With this spirit of the modest thatched retreat I designed a tea house in the back of my property. I hoped to build a refuge or a place that had the feel of what Rikyu, the great Tea master of the 16th century called, “A place of tranquility”.
– excerpt A Tea Garden in Tivoli
In summer, guests come early for tea, before the heat of the day. The garden is sprinkled with water; the stepping stones glisten in the early morning light, moist and cool like a path through a forest. There is a sense of bridging, crossing over, proceeding deep into the garden and leaving the dust of the world behind. The leaves rustle in the wind. A covered waiting area appears where the guests sip cool, freshly drawn water from translucent porcelain cups. Water drawn from the same source will be used later for the tea.

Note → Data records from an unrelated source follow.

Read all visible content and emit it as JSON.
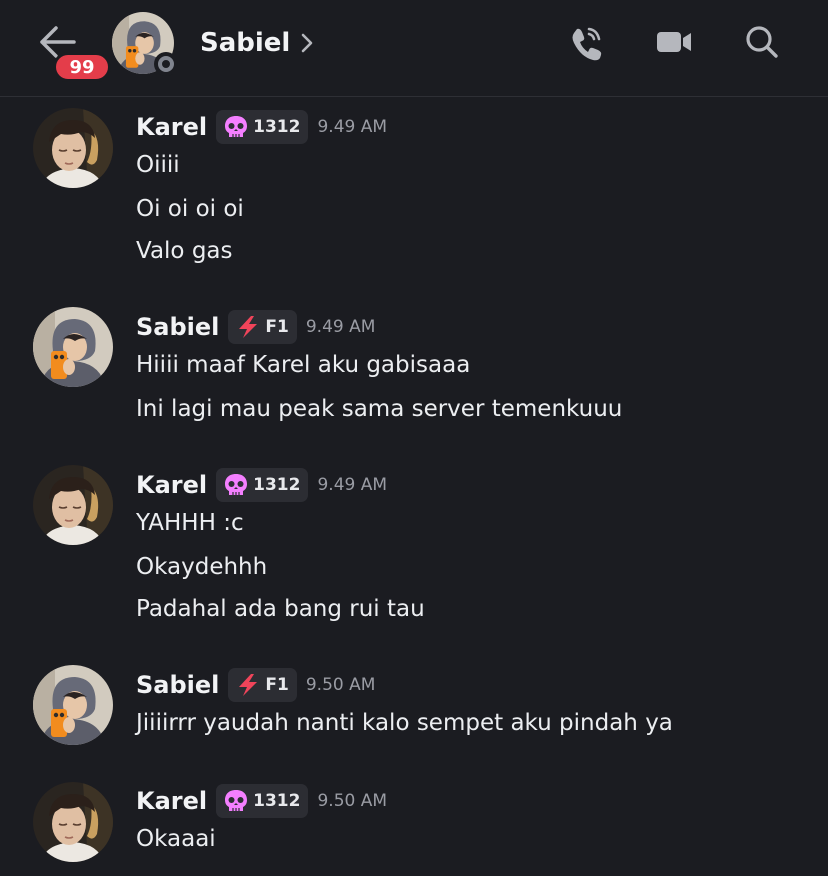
{
  "header": {
    "unread_count": "99",
    "channel_name": "Sabiel"
  },
  "messages": [
    {
      "author": "Karel",
      "tag": "1312",
      "tag_icon": "skull-icon",
      "time": "9.49 AM",
      "lines": [
        "Oiiii",
        "Oi oi oi oi",
        "Valo gas"
      ]
    },
    {
      "author": "Sabiel",
      "tag": "F1",
      "tag_icon": "lightning-icon",
      "time": "9.49 AM",
      "lines": [
        "Hiiii maaf Karel aku gabisaaa",
        "Ini lagi mau peak sama server temenkuuu"
      ]
    },
    {
      "author": "Karel",
      "tag": "1312",
      "tag_icon": "skull-icon",
      "time": "9.49 AM",
      "lines": [
        "YAHHH :c",
        "Okaydehhh",
        "Padahal ada bang rui tau"
      ]
    },
    {
      "author": "Sabiel",
      "tag": "F1",
      "tag_icon": "lightning-icon",
      "time": "9.50 AM",
      "lines": [
        "Jiiiirrr yaudah nanti kalo sempet aku pindah ya"
      ]
    },
    {
      "author": "Karel",
      "tag": "1312",
      "tag_icon": "skull-icon",
      "time": "9.50 AM",
      "lines": [
        "Okaaai"
      ]
    }
  ],
  "colors": {
    "background": "#1b1c21",
    "badge_red": "#e43d4a",
    "tag_background": "#2c2d33",
    "skull_pink": "#f47fff",
    "lightning_red": "#f0445a",
    "timestamp_gray": "#9a9ca4"
  }
}
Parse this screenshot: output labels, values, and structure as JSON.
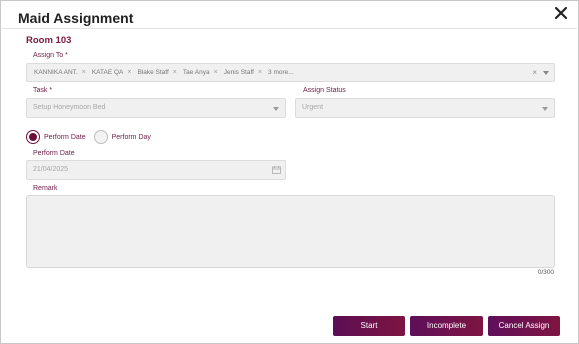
{
  "dialog": {
    "title": "Maid Assignment",
    "room": "Room 103"
  },
  "assign_to": {
    "label": "Assign To *",
    "chips": [
      "KANNIKA ANT.",
      "KATAE QA",
      "Blake Staff",
      "Tae Anya",
      "Jenis Staff"
    ],
    "more": "3 more...",
    "clear_symbol": "×"
  },
  "task": {
    "label": "Task *",
    "value": "Setup Honeymoon Bed"
  },
  "assign_status": {
    "label": "Assign Status",
    "value": "Urgent"
  },
  "perform_mode": {
    "options": [
      "Perform Date",
      "Perform Day"
    ],
    "selected": "Perform Date"
  },
  "perform_date": {
    "label": "Perform Date",
    "value": "21/04/2025"
  },
  "remark": {
    "label": "Remark",
    "value": "",
    "counter": "0/300"
  },
  "buttons": {
    "start": "Start",
    "incomplete": "Incomplete",
    "cancel": "Cancel Assign"
  },
  "colors": {
    "accent": "#6b0f3a",
    "button_gradient_start": "#5c0e55",
    "button_gradient_end": "#7d1440",
    "field_bg": "#f0f0f0"
  },
  "icons": {
    "close": "close-icon",
    "calendar": "calendar-icon",
    "dropdown": "chevron-down-icon"
  }
}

The tea house is made of the most ordinary materials: thatch, bark, reeds, bamboo, wood, paper, and clay. The entrance is low, a tiny door only two feet square. One by one, the guests approach a stone step, bend low, and scoot into a small room of shadow and light. They are greeted by the gentle sound of simmering water and the delicate aroma of sandalwood. A scroll hangs in the dimly lit alcove with words that speak of wind or water. Moistened reed blinds cover the windows, droplets of water glitter in the sun. The feeling is cool and refreshing.
In fall or winter, guests arrive in the late afternoon or evening. They make their way along a path scattered with red oak leaves. The tea room is warmed by oil lamps and candles, and the fragrance of aloe wood and clove fills the tiny space. The kettle simmers on a sunken hearth near the middle of the room. The guests gather close to watch as the host adds charcoal to the fire.
A light meal of hot soup, rice, grilled fish, and pickles is served on black lacquer trays and ceramic dishes. Sake is poured into shallow red cups. A cedar tray with delicacies from the mountain and the sea is passed. A stacked box filled with truffle-like sweets is left for the guests to eat. They adjourn to the waiting area, where they sit for a moment and enjoy the garden.
When the guests return, they find the tea room changed. In the alcove where the scroll had been there is now a simple flower arrangement in a bamboo vase—a maple branch and a white camellia. The kettle has been joined by objects used for making tea: a ceramic water jar and a small ceramic tea container encased in a silk bag. The mood of the gathering has deepened, and now all are silent.
The host enters the room with a single tea bowl. The sound of his feet brushing the tatami mats mingles with the gentle hissing of the kettle. His movements are rhythmic and smooth as he unwraps the tea container from the silk bag, wipes the bowl, scoops in powdered tea, and ladles water from the kettle. Movement to movement, the gestures seamlessly merge as he mixes the tea and water with a small bamboo whisk.
The tea bowl is placed in front of a guest. He picks it up. The rough black ceramic is like a warm stone in his hand, a landscape of emerald green tea inside. All is quiet: the taste of the tea, the company of others, the heart of the host. The words of the scroll still linger in the mind and lead to a deep feeling for things of the moment.